Task prompt → Scan the records below for the string "Date" and return every line where it appears.

Dataset rows describing interfaces

▶

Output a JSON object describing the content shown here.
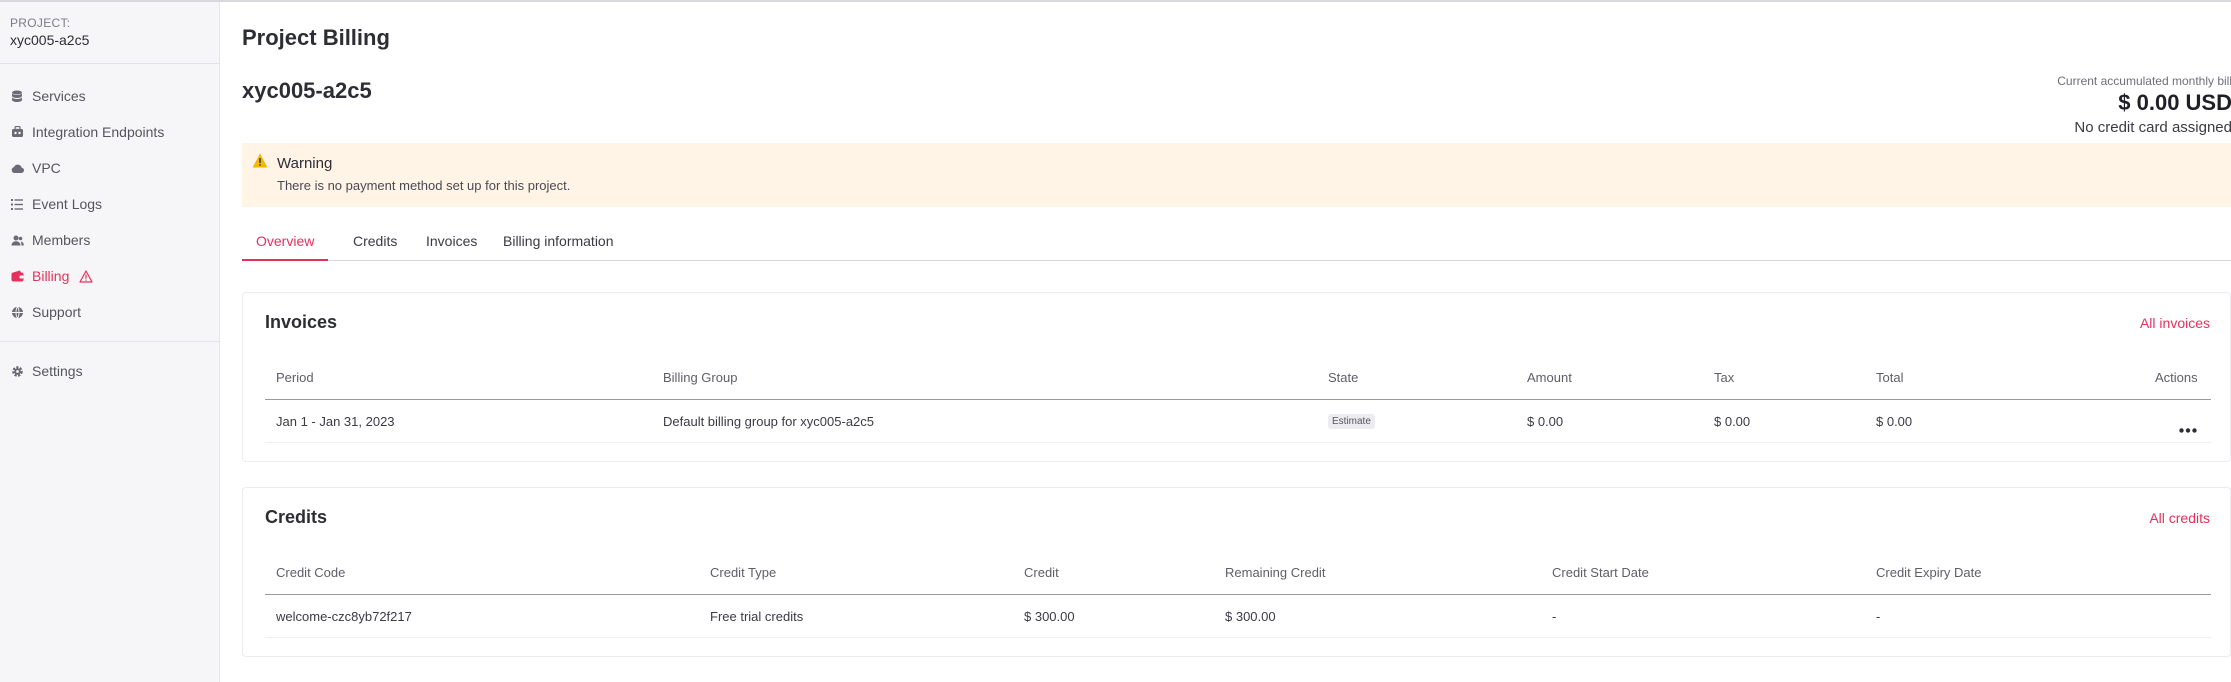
{
  "sidebar": {
    "project_label": "PROJECT:",
    "project_name": "xyc005-a2c5",
    "items": [
      {
        "label": "Services",
        "icon": "database-icon"
      },
      {
        "label": "Integration Endpoints",
        "icon": "integration-icon"
      },
      {
        "label": "VPC",
        "icon": "cloud-icon"
      },
      {
        "label": "Event Logs",
        "icon": "list-icon"
      },
      {
        "label": "Members",
        "icon": "members-icon"
      },
      {
        "label": "Billing",
        "icon": "wallet-icon",
        "active": true,
        "alert_icon": "warning-triangle-icon"
      },
      {
        "label": "Support",
        "icon": "globe-icon"
      }
    ],
    "settings": {
      "label": "Settings",
      "icon": "gear-icon"
    }
  },
  "header": {
    "title": "Project Billing",
    "project_heading": "xyc005-a2c5"
  },
  "bill_summary": {
    "label": "Current accumulated monthly bill",
    "amount": "$ 0.00 USD",
    "card_status": "No credit card assigned"
  },
  "warning": {
    "title": "Warning",
    "message": "There is no payment method set up for this project."
  },
  "tabs": [
    {
      "label": "Overview",
      "active": true
    },
    {
      "label": "Credits"
    },
    {
      "label": "Invoices"
    },
    {
      "label": "Billing information"
    }
  ],
  "invoices": {
    "title": "Invoices",
    "link": "All invoices",
    "columns": [
      "Period",
      "Billing Group",
      "State",
      "Amount",
      "Tax",
      "Total",
      "Actions"
    ],
    "rows": [
      {
        "period": "Jan 1 - Jan 31, 2023",
        "billing_group": "Default billing group for xyc005-a2c5",
        "state": "Estimate",
        "amount": "$ 0.00",
        "tax": "$ 0.00",
        "total": "$ 0.00"
      }
    ]
  },
  "credits": {
    "title": "Credits",
    "link": "All credits",
    "columns": [
      "Credit Code",
      "Credit Type",
      "Credit",
      "Remaining Credit",
      "Credit Start Date",
      "Credit Expiry Date"
    ],
    "rows": [
      {
        "code": "welcome-czc8yb72f217",
        "type": "Free trial credits",
        "credit": "$ 300.00",
        "remaining": "$ 300.00",
        "start": "-",
        "expiry": "-"
      }
    ]
  },
  "colors": {
    "accent": "#e5325c",
    "warning_bg": "#fff4e6",
    "warning_icon": "#f5b800",
    "sidebar_bg": "#f6f6f8"
  }
}
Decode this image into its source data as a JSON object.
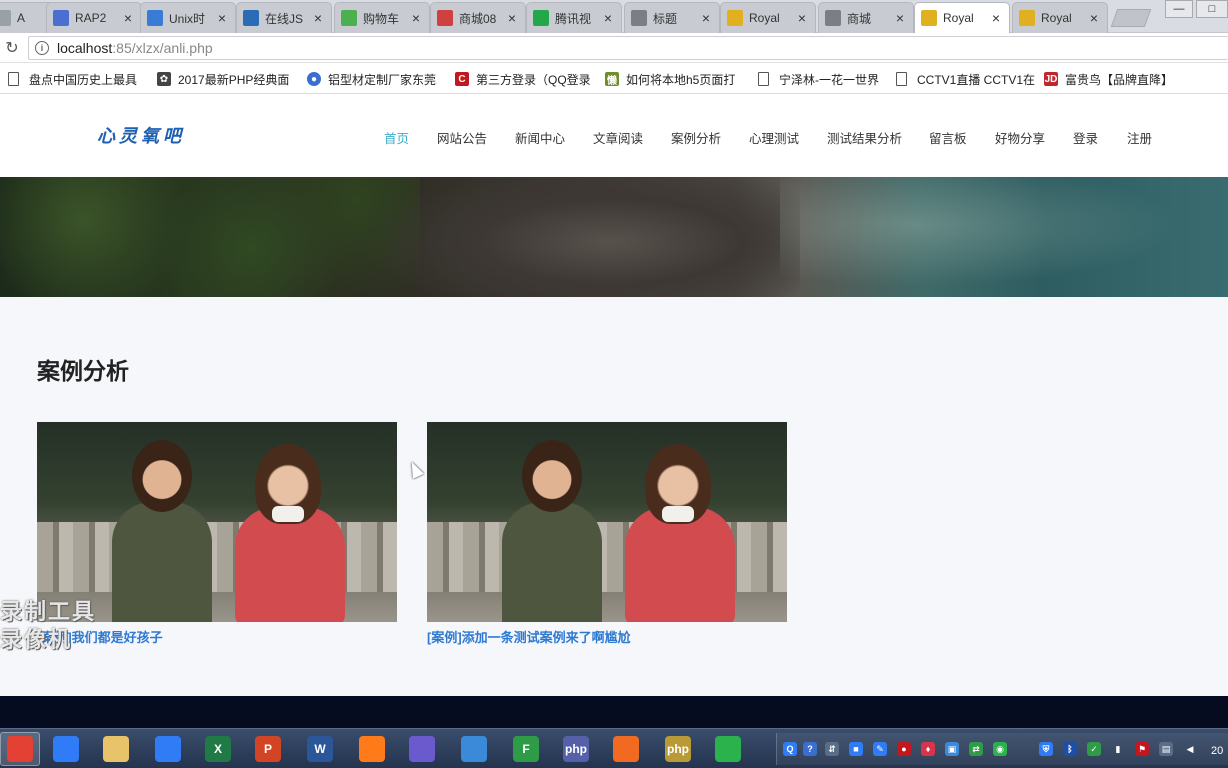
{
  "browser": {
    "tabs": [
      {
        "title": "A",
        "icon": "generic-icon",
        "color": "#9aa0a8"
      },
      {
        "title": "RAP2",
        "icon": "rap2-icon",
        "color": "#4a6fd0"
      },
      {
        "title": "Unix时",
        "icon": "unix-icon",
        "color": "#3a7bd5"
      },
      {
        "title": "在线JS",
        "icon": "code-icon",
        "color": "#2a6db5"
      },
      {
        "title": "购物车",
        "icon": "cart-icon",
        "color": "#4caf50"
      },
      {
        "title": "商城08",
        "icon": "shop-icon",
        "color": "#d04040"
      },
      {
        "title": "腾讯视",
        "icon": "video-icon",
        "color": "#22a84a"
      },
      {
        "title": "标题",
        "icon": "globe-icon",
        "color": "#7a7f86"
      },
      {
        "title": "Royal",
        "icon": "crown-icon",
        "color": "#e0b020"
      },
      {
        "title": "商城",
        "icon": "page-icon",
        "color": "#7a7f86"
      },
      {
        "title": "Royal",
        "icon": "crown-icon",
        "color": "#e0b020"
      },
      {
        "title": "Royal",
        "icon": "crown-icon",
        "color": "#e0b020"
      }
    ],
    "close_glyph": "×",
    "window_controls": {
      "min": "—",
      "max": "□"
    },
    "url_host": "localhost",
    "url_path": ":85/xlzx/anli.php",
    "bookmarks": [
      {
        "label": "盘点中国历史上最具",
        "icon": "doc-icon"
      },
      {
        "label": "2017最新PHP经典面",
        "icon": "github-icon"
      },
      {
        "label": "铝型材定制厂家东莞",
        "icon": "brand-icon"
      },
      {
        "label": "第三方登录（QQ登录",
        "icon": "c-icon"
      },
      {
        "label": "如何将本地h5页面打",
        "icon": "logo-icon"
      },
      {
        "label": "宁泽林-一花一世界",
        "icon": "doc-icon"
      },
      {
        "label": "CCTV1直播 CCTV1在",
        "icon": "doc-icon"
      },
      {
        "label": "富贵鸟【品牌直降】",
        "icon": "jd-icon"
      }
    ]
  },
  "site": {
    "logo": "心灵氧吧",
    "nav": [
      "首页",
      "网站公告",
      "新闻中心",
      "文章阅读",
      "案例分析",
      "心理测试",
      "测试结果分析",
      "留言板",
      "好物分享",
      "登录",
      "注册"
    ],
    "nav_active_color": "#3ab0c8",
    "section_title": "案例分析",
    "cards": [
      {
        "title": "[案例]我们都是好孩子"
      },
      {
        "title": "[案例]添加一条测试案例来了啊尴尬"
      }
    ],
    "link_color": "#2f7ad1"
  },
  "overlay": {
    "watermark_line1": "录制工具",
    "watermark_line2": "录像机"
  },
  "taskbar": {
    "apps": [
      {
        "name": "chrome",
        "label": "",
        "color": "#e34133"
      },
      {
        "name": "baidu-netdisk",
        "label": "",
        "color": "#2f7cf6"
      },
      {
        "name": "file-explorer",
        "label": "",
        "color": "#e8c36a"
      },
      {
        "name": "notes",
        "label": "",
        "color": "#2f7cf6"
      },
      {
        "name": "excel",
        "label": "X",
        "color": "#1f7a45"
      },
      {
        "name": "powerpoint",
        "label": "P",
        "color": "#d14424"
      },
      {
        "name": "word",
        "label": "W",
        "color": "#2b579a"
      },
      {
        "name": "firefox",
        "label": "",
        "color": "#ff7a18"
      },
      {
        "name": "music",
        "label": "",
        "color": "#6a5acd"
      },
      {
        "name": "remote-desktop",
        "label": "",
        "color": "#3b8ad9"
      },
      {
        "name": "ftp",
        "label": "F",
        "color": "#2e9b46"
      },
      {
        "name": "php-tool",
        "label": "php",
        "color": "#5560a8"
      },
      {
        "name": "postman",
        "label": "",
        "color": "#f06a22"
      },
      {
        "name": "php-storm",
        "label": "php",
        "color": "#b99a37"
      },
      {
        "name": "wechat",
        "label": "",
        "color": "#2bb24c"
      }
    ],
    "clock": "20"
  }
}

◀

Solved exercise →
      "Credit Start Date",
      "Credit Expiry Date"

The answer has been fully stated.